[What the task asks] Find the string "Settings" in the listing and report every line that has it.
Supplied information START
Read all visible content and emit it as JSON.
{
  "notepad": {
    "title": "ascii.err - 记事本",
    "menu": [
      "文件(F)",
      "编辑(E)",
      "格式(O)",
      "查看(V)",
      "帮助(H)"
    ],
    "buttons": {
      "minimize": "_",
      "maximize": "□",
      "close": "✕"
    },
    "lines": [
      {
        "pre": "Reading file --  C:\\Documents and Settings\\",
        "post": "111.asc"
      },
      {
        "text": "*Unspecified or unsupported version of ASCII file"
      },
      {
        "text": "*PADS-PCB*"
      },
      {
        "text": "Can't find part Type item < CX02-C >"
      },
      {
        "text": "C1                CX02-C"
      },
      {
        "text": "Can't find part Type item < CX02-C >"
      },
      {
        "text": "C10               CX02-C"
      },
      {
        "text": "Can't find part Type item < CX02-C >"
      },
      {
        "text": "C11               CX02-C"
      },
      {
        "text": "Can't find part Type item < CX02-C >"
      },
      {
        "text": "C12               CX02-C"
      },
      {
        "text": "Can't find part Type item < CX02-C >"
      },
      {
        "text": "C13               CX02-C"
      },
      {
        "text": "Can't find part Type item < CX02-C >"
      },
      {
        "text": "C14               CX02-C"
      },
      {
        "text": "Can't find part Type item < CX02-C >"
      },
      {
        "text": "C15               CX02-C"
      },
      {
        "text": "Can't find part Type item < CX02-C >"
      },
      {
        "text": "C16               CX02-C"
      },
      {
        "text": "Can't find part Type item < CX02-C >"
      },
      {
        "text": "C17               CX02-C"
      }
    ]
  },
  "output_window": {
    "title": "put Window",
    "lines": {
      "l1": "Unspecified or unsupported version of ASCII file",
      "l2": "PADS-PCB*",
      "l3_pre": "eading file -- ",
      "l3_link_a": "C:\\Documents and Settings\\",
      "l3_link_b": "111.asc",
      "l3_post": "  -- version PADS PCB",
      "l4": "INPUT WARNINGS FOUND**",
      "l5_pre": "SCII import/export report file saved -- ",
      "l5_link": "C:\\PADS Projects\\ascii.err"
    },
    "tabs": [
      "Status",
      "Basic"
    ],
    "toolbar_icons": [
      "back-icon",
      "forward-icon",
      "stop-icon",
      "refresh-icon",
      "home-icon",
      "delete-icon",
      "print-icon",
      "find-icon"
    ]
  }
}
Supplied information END
[Exercise output]
        "pre": "Reading file --  C:\\Documents and Settings\\",
      "l3_link_a": "C:\\Documents and Settings\\",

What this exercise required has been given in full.